17 comments to 1DX II Automatic Selection AF at Sunrise…

  • avatar Giovanni Frescura

    Thanks a lot.
    I bought also your actions and mp3 tips…very ok; do you will do more ?

  • avatar Arthur Morris/BIRDS AS ART

    Thanks Bill. I will try to confirm that. a

  • avatar Scott Borowy


    Perhaps you had the camera ready in your Wheeleez cart and were in transit to your destination? It may not have been worth the energy investment to get out your tripod for this particular shot.


  • avatar Bill Richardson

    Question and comment. Does the new guide rely on post processing using the Canon software rather than ACR?
    Comment: The Neat Image trial version is pretty worthless and misleading. It is so constrained that it does not give a good impression of what Neat Image is capable of.

    • avatar Arthur Morris/BIRDS AS ART

      Constrained in what way?

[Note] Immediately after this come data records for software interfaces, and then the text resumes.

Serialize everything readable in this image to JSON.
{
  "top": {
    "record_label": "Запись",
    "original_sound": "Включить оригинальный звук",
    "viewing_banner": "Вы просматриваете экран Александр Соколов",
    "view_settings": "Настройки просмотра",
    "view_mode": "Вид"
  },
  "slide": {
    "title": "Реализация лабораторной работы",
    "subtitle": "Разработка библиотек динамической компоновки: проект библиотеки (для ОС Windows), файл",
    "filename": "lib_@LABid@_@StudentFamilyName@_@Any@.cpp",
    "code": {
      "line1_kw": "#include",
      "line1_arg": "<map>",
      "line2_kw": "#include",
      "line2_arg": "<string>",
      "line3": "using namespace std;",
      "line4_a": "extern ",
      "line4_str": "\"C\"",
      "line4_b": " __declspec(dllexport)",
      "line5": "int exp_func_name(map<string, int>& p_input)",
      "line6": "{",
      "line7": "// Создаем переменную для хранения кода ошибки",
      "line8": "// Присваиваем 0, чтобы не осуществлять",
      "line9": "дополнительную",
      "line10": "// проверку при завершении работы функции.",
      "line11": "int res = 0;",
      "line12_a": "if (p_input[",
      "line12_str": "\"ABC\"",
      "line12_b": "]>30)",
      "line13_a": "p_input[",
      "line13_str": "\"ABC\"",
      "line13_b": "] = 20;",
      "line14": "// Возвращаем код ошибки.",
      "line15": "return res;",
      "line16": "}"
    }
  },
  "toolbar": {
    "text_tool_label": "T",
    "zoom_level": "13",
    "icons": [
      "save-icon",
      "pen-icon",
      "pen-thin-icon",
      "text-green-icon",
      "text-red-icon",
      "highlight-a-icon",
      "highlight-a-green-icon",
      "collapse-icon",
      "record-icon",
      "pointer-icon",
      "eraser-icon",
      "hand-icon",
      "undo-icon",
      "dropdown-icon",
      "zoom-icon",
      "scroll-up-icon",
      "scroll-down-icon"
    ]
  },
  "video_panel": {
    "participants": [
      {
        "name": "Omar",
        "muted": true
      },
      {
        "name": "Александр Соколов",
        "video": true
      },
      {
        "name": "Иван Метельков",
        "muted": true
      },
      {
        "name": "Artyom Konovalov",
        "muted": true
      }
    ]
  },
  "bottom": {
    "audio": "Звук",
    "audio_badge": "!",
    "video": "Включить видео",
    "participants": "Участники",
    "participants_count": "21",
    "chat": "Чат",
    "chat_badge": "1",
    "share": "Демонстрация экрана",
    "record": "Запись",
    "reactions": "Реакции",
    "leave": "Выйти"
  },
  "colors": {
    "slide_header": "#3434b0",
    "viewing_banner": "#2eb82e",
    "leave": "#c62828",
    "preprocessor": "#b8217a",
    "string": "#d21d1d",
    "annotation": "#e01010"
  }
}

My understanding is that it is a fully functional version… a

      • avatar Bill Richardson

        No, it is terrible. Limited to 8 bit and tiny images which were hard to evaluate. It also would not let me create profiles. I bought it despite the trial version

  • avatar Warren Robb

    One of my favorite images from last year’s Ft. Desoto IPT is of the sun rising over St. Petersburg taken from the south end of the island, probably very near to where today’s fantastic image was captured. I think you were hand holding in order to have the freedom to move latterly to adjust for the pelican’s flight path in relation to the fixed break in the overcast. Also, hand holding earlier in the day is easier than after a long day of shooting. Nice work!

    • avatar Arthur Morris/BIRDS AS ART

      Hi Warren,

      This one was made near East Beach. Glad that you liked. Good try on the tripod bit but no cigar.


  • avatar Arthur Morris/BIRDS AS ART

    Johann and MR, The original caption was a total screw-up on my part 🙂 I fixed everything at 9:42am. Thanks for getting my attention!


  • avatar Patrick Sparkman

    Look at you hand holding the 600…with a teleconvertor no less! Well done. I like the off center composition.

  • avatar MR

    Hi Art,
    I was also a bit confused for a while – caption refers to Morro Bay and Centre Point/Expand AF.

  • avatar Johann Mey

    Is there not an error. Caption refers to the 1DX II, but under photo refers 7DmkII?

  • avatar Giovanni

    I bought noise reduction guide of Arash and your (and Arash) DDp guide.
    In your new guide are inside any information just in the other ?
    Is it only an upgrade or all new ?
    Is something older is inside is possible a discount for “uppgrade ” ?

    • avatar Arthur Morris/BIRDS AS ART

      HI G,

      The new guide is just that, all new. And sorry, no upgrade discounts. But updates, as the one coming soon for the DPP 4 RAW Conversion Guide, are always free.